### Data extracted from a collection:
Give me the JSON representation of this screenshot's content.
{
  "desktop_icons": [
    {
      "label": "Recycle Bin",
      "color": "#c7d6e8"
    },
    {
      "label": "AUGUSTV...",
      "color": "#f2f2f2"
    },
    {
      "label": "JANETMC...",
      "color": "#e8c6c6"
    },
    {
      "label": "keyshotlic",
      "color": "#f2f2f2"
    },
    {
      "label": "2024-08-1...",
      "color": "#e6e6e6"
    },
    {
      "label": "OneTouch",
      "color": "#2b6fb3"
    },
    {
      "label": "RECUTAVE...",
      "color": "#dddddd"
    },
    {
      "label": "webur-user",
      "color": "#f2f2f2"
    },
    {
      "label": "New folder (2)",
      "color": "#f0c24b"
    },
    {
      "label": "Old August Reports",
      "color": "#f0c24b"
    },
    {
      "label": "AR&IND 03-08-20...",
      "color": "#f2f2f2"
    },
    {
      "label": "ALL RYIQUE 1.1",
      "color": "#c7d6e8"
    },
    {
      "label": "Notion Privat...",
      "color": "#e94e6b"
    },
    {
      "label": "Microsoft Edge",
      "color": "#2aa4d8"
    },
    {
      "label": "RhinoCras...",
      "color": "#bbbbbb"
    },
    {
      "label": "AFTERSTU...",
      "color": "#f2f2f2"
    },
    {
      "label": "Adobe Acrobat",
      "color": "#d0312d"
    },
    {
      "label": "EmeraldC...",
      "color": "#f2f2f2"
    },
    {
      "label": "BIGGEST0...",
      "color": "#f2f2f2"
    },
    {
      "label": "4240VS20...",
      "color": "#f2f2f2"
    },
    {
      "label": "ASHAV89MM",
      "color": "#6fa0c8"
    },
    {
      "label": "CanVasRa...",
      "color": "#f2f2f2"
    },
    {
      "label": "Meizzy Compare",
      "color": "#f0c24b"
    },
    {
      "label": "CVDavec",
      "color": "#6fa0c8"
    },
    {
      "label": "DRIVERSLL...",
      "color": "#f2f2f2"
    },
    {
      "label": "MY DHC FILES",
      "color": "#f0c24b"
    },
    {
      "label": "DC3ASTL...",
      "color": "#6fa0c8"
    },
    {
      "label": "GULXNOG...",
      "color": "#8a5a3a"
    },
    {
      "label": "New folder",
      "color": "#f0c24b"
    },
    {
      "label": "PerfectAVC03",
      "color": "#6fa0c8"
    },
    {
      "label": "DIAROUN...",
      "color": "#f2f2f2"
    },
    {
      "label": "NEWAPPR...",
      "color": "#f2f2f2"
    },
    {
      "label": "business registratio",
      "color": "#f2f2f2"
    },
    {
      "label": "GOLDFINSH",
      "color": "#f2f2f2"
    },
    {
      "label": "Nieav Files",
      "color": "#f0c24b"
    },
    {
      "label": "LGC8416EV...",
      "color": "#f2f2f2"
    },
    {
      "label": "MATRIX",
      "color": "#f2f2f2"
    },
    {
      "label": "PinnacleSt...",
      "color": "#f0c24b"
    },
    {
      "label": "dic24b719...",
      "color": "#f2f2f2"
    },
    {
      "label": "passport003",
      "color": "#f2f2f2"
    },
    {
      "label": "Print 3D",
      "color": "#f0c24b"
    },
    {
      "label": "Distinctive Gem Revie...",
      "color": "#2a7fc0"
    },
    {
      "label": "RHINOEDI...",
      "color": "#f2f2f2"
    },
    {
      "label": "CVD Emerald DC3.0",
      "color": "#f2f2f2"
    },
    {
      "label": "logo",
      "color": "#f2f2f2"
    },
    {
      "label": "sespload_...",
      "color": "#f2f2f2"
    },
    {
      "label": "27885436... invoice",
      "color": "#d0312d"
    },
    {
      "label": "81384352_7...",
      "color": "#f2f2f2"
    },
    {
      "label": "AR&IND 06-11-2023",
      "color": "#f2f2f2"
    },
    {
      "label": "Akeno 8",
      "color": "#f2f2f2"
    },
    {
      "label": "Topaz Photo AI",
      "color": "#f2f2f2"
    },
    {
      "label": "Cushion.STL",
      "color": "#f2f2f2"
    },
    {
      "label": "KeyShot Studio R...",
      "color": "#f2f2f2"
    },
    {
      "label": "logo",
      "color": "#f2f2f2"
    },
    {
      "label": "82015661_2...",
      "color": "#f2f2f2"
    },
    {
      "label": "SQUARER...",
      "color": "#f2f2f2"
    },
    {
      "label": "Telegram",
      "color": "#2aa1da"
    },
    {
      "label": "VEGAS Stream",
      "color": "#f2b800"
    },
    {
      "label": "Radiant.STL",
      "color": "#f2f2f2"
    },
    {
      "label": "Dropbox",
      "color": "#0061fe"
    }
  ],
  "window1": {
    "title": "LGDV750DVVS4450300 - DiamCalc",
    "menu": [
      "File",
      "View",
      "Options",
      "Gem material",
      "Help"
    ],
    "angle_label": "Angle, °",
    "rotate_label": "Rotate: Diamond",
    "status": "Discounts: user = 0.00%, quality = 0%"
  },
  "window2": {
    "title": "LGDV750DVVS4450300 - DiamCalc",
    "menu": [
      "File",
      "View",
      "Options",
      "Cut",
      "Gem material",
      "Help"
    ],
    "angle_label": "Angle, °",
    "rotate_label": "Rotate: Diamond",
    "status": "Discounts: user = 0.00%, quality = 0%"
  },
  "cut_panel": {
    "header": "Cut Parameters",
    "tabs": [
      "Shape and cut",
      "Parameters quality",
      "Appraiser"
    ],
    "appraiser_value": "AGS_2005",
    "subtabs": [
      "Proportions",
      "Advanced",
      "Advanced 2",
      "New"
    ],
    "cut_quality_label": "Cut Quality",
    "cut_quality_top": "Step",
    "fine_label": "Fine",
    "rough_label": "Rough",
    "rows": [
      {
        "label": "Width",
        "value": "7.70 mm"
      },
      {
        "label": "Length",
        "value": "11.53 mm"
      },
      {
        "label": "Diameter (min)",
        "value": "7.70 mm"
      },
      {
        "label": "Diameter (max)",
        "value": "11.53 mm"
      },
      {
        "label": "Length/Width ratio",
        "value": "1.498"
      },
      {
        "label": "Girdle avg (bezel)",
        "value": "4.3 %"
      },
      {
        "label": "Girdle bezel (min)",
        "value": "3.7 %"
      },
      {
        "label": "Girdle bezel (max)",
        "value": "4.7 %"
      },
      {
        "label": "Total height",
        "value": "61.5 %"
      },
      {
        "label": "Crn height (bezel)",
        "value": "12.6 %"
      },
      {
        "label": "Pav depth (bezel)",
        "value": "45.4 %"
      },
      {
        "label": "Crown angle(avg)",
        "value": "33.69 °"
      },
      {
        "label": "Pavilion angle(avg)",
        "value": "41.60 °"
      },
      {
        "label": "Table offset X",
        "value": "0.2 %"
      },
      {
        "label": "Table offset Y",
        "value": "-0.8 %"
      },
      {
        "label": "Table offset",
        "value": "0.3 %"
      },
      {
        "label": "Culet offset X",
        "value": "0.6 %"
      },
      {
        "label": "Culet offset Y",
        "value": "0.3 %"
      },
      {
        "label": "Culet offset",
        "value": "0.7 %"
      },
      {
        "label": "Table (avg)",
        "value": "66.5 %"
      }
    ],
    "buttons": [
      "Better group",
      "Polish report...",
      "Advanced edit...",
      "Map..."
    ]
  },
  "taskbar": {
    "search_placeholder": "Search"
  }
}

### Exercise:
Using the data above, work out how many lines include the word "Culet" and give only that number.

### Response to the task:
3